● **Task requirements**
Return every line in the entries below where the word "time" shows up.

Collection entries:
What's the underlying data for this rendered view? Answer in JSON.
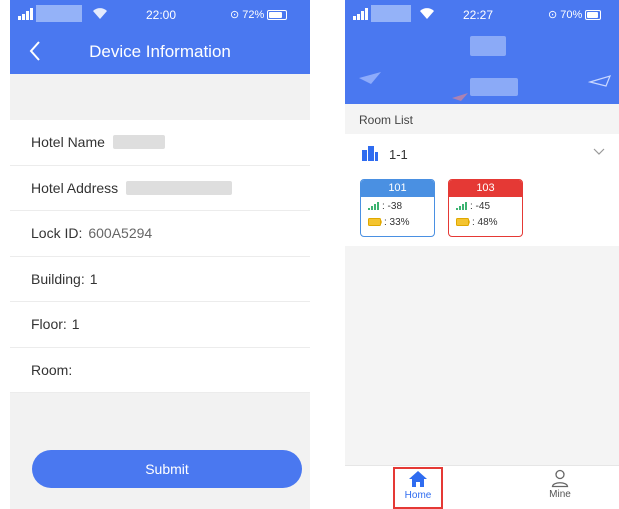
{
  "colors": {
    "accent": "#4a78f0",
    "online": "#4a90e2",
    "offline": "#e53935",
    "highlight_box": "#e53935"
  },
  "left": {
    "status": {
      "time": "22:00",
      "battery": "72%"
    },
    "header": {
      "title": "Device Information",
      "back_icon": "chevron-left-icon"
    },
    "fields": [
      {
        "label": "Hotel Name",
        "value": ""
      },
      {
        "label": "Hotel Address",
        "value": ""
      },
      {
        "label": "Lock ID:",
        "value": "600A5294"
      },
      {
        "label": "Building:",
        "value": "1"
      },
      {
        "label": "Floor:",
        "value": "1"
      },
      {
        "label": "Room:",
        "value": ""
      }
    ],
    "submit_label": "Submit"
  },
  "right": {
    "status": {
      "time": "22:27",
      "battery": "70%"
    },
    "room_list_label": "Room List",
    "group": {
      "name": "1-1",
      "icon": "building-icon",
      "expand_icon": "chevron-down-icon"
    },
    "rooms": [
      {
        "number": "101",
        "state": "online",
        "signal": ": -38",
        "battery": ": 33%"
      },
      {
        "number": "103",
        "state": "offline",
        "signal": ": -45",
        "battery": ": 48%"
      }
    ],
    "tabs": [
      {
        "label": "Home",
        "icon": "home-icon",
        "active": true
      },
      {
        "label": "Mine",
        "icon": "user-icon",
        "active": false
      }
    ]
  }
}
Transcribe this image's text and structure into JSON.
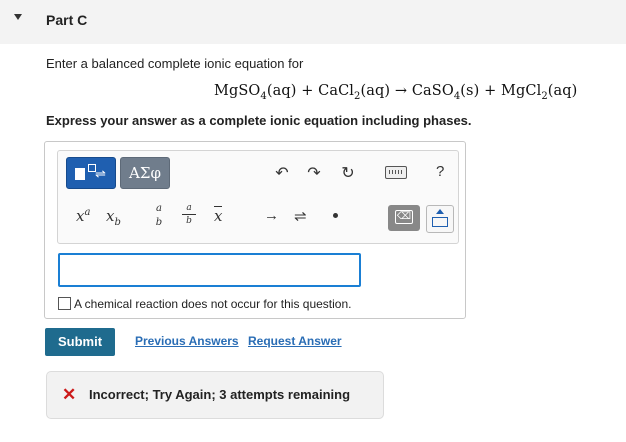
{
  "part": {
    "title": "Part C"
  },
  "question": {
    "instruction": "Enter a balanced complete ionic equation for",
    "express": "Express your answer as a complete ionic equation including phases."
  },
  "equation": {
    "r1": "MgSO",
    "r1_sub": "4",
    "r1_phase": "(aq)",
    "r2": "CaCl",
    "r2_sub": "2",
    "r2_phase": "(aq)",
    "p1": "CaSO",
    "p1_sub": "4",
    "p1_phase": "(s)",
    "p2": "MgCl",
    "p2_sub": "2",
    "p2_phase": "(aq)",
    "plus": "+",
    "arrow": "→"
  },
  "toolbar": {
    "greek_label": "ΑΣφ",
    "help_label": "?",
    "superscript_base": "x",
    "superscript_exp": "a",
    "subscript_base": "x",
    "subscript_sub": "b",
    "frac_num": "a",
    "frac_den": "b",
    "vec_label": "x",
    "right_arrow": "→",
    "equilibrium_arrow": "⇌",
    "delete_label": "⌫"
  },
  "answer": {
    "value": "",
    "no_reaction_label": "A chemical reaction does not occur for this question."
  },
  "actions": {
    "submit": "Submit",
    "previous_answers": "Previous Answers",
    "request_answer": "Request Answer"
  },
  "feedback": {
    "text": "Incorrect; Try Again; 3 attempts remaining",
    "color": "#cc1a1a"
  }
}
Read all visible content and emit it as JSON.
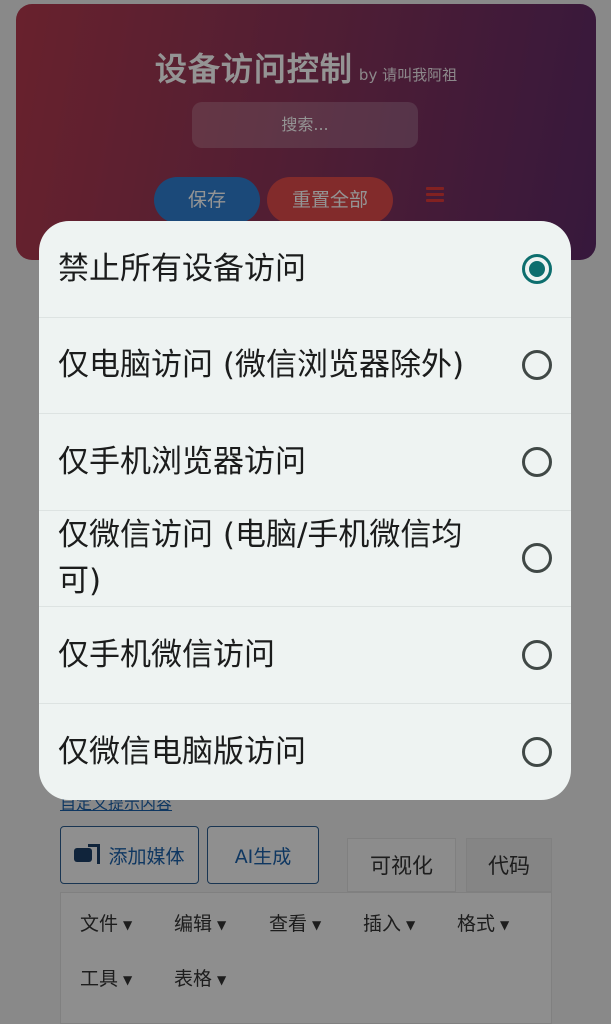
{
  "header": {
    "title": "设备访问控制",
    "byline": "by 请叫我阿祖",
    "search_placeholder": "搜索...",
    "save_label": "保存",
    "reset_label": "重置全部"
  },
  "editor": {
    "custom_prompt_link": "自定义提示内容",
    "add_media_label": "添加媒体",
    "ai_generate_label": "AI生成",
    "tabs": {
      "visual": "可视化",
      "code": "代码"
    },
    "menus": [
      "文件",
      "编辑",
      "查看",
      "插入",
      "格式",
      "工具",
      "表格"
    ]
  },
  "dialog": {
    "options": [
      {
        "label": "禁止所有设备访问",
        "selected": true
      },
      {
        "label": "仅电脑访问 (微信浏览器除外)",
        "selected": false
      },
      {
        "label": "仅手机浏览器访问",
        "selected": false
      },
      {
        "label": "仅微信访问 (电脑/手机微信均可)",
        "selected": false
      },
      {
        "label": "仅手机微信访问",
        "selected": false
      },
      {
        "label": "仅微信电脑版访问",
        "selected": false
      }
    ]
  },
  "colors": {
    "accent": "#0d6e6e",
    "save_button": "#2f7fd0",
    "reset_button": "#e04a4a"
  },
  "icons": [
    "menu-icon",
    "media-icon",
    "radio-checked",
    "radio-unchecked"
  ]
}
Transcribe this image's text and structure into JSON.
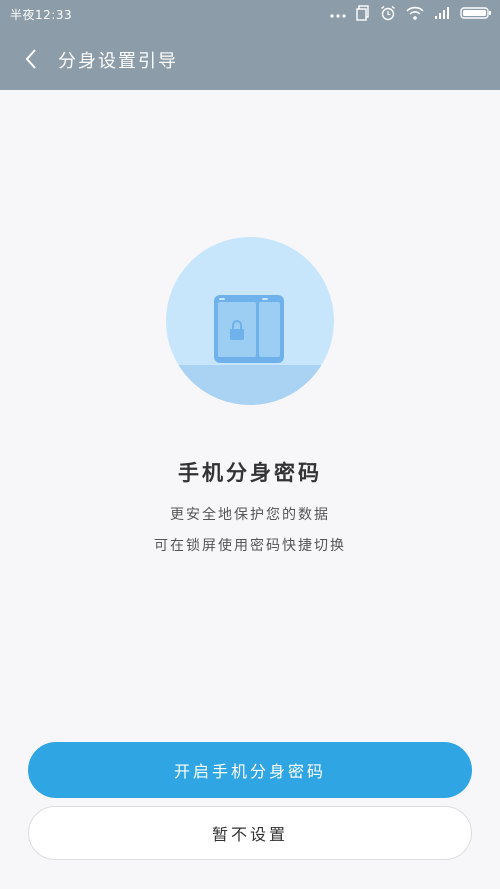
{
  "status_bar": {
    "time": "半夜12:33",
    "icons": [
      "dots-icon",
      "sim-icon",
      "alarm-icon",
      "wifi-icon",
      "signal-icon",
      "battery-icon"
    ]
  },
  "header": {
    "title": "分身设置引导"
  },
  "content": {
    "heading": "手机分身密码",
    "line1": "更安全地保护您的数据",
    "line2": "可在锁屏使用密码快捷切换"
  },
  "buttons": {
    "primary_label": "开启手机分身密码",
    "secondary_label": "暂不设置"
  },
  "colors": {
    "header_bg": "#8c9ca8",
    "primary": "#2fa5e3",
    "circle": "#c7e5fb"
  }
}
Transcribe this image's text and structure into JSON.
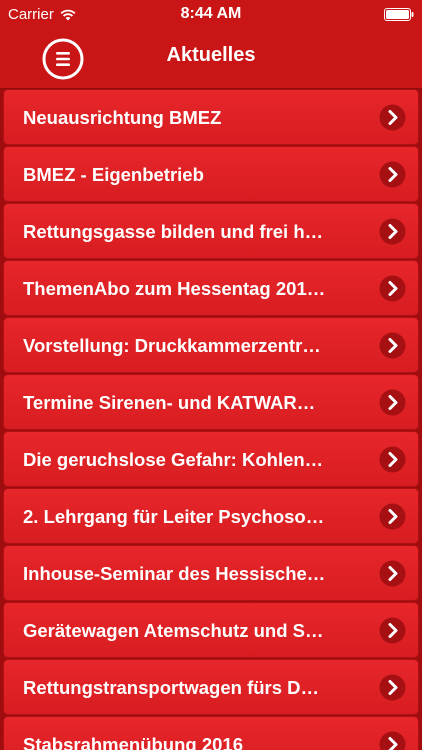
{
  "status_bar": {
    "carrier": "Carrier",
    "time": "8:44 AM"
  },
  "nav": {
    "title": "Aktuelles",
    "menu_icon": "menu-icon"
  },
  "colors": {
    "accent": "#c91515",
    "row": "#e32428",
    "text": "#ffffff"
  },
  "list": {
    "items": [
      {
        "label": "Neuausrichtung BMEZ"
      },
      {
        "label": "BMEZ - Eigenbetrieb"
      },
      {
        "label": "Rettungsgasse bilden und frei h…"
      },
      {
        "label": "ThemenAbo zum Hessentag 201…"
      },
      {
        "label": "Vorstellung: Druckkammerzentr…"
      },
      {
        "label": "Termine Sirenen- und KATWAR…"
      },
      {
        "label": "Die geruchslose Gefahr: Kohlen…"
      },
      {
        "label": "2. Lehrgang für Leiter Psychoso…"
      },
      {
        "label": "Inhouse-Seminar des Hessische…"
      },
      {
        "label": "Gerätewagen Atemschutz und S…"
      },
      {
        "label": "Rettungstransportwagen fürs D…"
      },
      {
        "label": "Stabsrahmenübung 2016"
      }
    ]
  }
}
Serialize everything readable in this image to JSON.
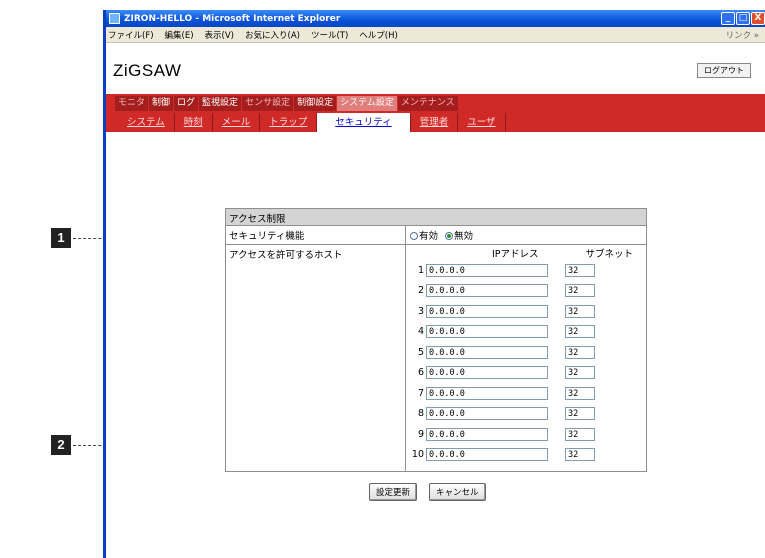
{
  "window": {
    "title": "ZIRON-HELLO - Microsoft Internet Explorer",
    "controls": [
      "_",
      "□",
      "X"
    ]
  },
  "menubar": {
    "items": [
      "ファイル(F)",
      "編集(E)",
      "表示(V)",
      "お気に入り(A)",
      "ツール(T)",
      "ヘルプ(H)"
    ],
    "links": "リンク »"
  },
  "header": {
    "brand": "ZiGSAW",
    "logout": "ログアウト"
  },
  "main_nav": {
    "items": [
      "モニタ",
      "制御",
      "ログ",
      "監視設定",
      "センサ設定",
      "制御設定",
      "システム設定",
      "メンテナンス"
    ],
    "active": "システム設定"
  },
  "sub_nav": {
    "items": [
      "システム",
      "時刻",
      "メール",
      "トラップ",
      "セキュリティ",
      "管理者",
      "ユーザ"
    ],
    "active": "セキュリティ"
  },
  "panel": {
    "title": "アクセス制限",
    "security_label": "セキュリティ機能",
    "enable_label": "有効",
    "disable_label": "無効",
    "selected": "無効",
    "hosts_label": "アクセスを許可するホスト",
    "ip_header": "IPアドレス",
    "subnet_header": "サブネット",
    "hosts": [
      {
        "n": "1",
        "ip": "0.0.0.0",
        "subnet": "32"
      },
      {
        "n": "2",
        "ip": "0.0.0.0",
        "subnet": "32"
      },
      {
        "n": "3",
        "ip": "0.0.0.0",
        "subnet": "32"
      },
      {
        "n": "4",
        "ip": "0.0.0.0",
        "subnet": "32"
      },
      {
        "n": "5",
        "ip": "0.0.0.0",
        "subnet": "32"
      },
      {
        "n": "6",
        "ip": "0.0.0.0",
        "subnet": "32"
      },
      {
        "n": "7",
        "ip": "0.0.0.0",
        "subnet": "32"
      },
      {
        "n": "8",
        "ip": "0.0.0.0",
        "subnet": "32"
      },
      {
        "n": "9",
        "ip": "0.0.0.0",
        "subnet": "32"
      },
      {
        "n": "10",
        "ip": "0.0.0.0",
        "subnet": "32"
      }
    ]
  },
  "buttons": {
    "update": "設定更新",
    "cancel": "キャンセル"
  },
  "callouts": [
    "1",
    "2"
  ],
  "colors": {
    "accent_red": "#cf2a27",
    "title_blue": "#0a52d8"
  }
}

● **Written solution**
      "time": "22:00",
      "time": "22:27",
    "time": "半夜12:33",
    "time": "8:44 AM"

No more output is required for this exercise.